*** Source material ***
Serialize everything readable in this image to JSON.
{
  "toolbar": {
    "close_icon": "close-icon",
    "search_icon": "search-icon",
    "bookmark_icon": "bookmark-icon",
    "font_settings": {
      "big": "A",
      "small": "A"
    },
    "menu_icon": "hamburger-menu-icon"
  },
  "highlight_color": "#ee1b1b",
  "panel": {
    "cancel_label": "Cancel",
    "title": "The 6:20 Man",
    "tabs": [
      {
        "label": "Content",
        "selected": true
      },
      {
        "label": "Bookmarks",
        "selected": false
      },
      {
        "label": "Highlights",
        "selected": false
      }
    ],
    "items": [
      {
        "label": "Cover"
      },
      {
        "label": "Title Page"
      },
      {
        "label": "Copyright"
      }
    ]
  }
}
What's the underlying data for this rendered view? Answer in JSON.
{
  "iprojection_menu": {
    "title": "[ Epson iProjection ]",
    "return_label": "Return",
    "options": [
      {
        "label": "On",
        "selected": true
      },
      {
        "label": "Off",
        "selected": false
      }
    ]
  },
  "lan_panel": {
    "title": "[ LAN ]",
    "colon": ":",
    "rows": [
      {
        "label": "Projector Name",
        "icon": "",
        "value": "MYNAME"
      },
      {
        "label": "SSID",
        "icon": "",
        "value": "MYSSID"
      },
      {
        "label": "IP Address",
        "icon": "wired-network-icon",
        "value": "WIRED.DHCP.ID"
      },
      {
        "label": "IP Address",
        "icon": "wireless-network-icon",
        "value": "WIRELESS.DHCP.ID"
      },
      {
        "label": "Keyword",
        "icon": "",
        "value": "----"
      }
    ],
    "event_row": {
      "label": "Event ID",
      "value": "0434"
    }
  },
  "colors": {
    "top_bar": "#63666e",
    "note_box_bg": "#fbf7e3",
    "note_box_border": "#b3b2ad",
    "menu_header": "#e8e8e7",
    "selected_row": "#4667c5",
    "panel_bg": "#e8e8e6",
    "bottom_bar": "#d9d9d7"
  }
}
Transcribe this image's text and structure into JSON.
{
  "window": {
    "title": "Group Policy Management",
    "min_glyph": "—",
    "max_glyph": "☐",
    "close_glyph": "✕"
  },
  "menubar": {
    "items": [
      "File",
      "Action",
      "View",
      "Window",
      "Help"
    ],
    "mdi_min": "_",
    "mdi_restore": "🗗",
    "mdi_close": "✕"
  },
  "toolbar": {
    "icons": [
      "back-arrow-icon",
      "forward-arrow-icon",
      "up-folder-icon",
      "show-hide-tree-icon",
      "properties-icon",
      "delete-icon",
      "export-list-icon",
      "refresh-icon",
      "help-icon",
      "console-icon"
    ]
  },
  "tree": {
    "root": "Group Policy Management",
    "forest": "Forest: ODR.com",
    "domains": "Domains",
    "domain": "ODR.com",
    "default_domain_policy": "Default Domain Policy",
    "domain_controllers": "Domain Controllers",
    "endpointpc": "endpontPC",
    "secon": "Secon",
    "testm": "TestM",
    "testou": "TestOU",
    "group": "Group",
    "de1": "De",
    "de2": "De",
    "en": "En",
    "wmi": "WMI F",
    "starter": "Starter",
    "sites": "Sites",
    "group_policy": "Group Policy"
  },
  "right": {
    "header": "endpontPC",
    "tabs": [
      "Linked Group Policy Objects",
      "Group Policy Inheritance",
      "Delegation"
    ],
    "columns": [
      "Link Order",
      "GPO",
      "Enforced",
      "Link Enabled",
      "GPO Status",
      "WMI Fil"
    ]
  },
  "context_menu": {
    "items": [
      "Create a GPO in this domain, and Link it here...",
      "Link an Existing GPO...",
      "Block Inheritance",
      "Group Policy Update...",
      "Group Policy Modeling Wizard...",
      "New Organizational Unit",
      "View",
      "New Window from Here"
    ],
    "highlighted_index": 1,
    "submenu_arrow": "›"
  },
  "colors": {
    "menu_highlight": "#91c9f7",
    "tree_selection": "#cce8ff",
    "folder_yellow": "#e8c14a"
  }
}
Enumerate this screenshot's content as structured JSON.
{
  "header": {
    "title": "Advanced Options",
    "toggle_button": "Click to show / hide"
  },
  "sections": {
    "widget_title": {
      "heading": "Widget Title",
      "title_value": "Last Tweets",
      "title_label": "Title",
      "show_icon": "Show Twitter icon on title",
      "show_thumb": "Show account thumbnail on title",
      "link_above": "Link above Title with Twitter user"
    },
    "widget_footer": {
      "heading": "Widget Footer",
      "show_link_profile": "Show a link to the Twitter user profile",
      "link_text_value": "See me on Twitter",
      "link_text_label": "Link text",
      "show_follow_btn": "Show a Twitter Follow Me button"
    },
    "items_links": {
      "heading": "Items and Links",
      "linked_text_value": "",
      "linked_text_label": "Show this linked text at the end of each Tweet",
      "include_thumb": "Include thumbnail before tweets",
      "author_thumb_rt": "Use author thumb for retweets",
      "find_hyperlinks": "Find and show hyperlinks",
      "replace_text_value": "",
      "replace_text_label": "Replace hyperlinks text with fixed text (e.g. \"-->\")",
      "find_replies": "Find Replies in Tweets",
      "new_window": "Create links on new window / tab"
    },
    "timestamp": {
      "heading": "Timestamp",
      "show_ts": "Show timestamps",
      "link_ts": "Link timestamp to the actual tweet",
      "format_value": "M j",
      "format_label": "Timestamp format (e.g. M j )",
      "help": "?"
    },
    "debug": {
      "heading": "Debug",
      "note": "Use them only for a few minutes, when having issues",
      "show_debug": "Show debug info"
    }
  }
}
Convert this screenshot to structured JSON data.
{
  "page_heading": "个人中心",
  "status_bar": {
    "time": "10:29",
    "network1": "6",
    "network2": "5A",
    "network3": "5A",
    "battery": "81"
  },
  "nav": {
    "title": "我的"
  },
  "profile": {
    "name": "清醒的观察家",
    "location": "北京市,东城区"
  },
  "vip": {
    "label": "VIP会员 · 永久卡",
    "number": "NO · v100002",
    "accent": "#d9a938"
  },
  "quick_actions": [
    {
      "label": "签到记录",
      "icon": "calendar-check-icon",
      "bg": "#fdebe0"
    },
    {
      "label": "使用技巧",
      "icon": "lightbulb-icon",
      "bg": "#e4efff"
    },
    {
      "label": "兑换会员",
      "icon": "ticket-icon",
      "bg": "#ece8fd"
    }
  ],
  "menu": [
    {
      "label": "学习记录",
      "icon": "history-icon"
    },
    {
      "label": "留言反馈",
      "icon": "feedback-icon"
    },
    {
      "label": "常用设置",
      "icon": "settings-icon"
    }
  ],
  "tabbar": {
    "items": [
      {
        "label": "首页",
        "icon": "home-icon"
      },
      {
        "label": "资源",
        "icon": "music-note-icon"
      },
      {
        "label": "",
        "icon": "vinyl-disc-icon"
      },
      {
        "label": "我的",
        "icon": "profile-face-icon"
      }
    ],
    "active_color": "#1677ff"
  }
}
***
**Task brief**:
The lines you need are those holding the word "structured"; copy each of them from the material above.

**Exercise solution**:
Enumerate this screenshot's content as structured JSON.
Convert this screenshot to structured JSON data.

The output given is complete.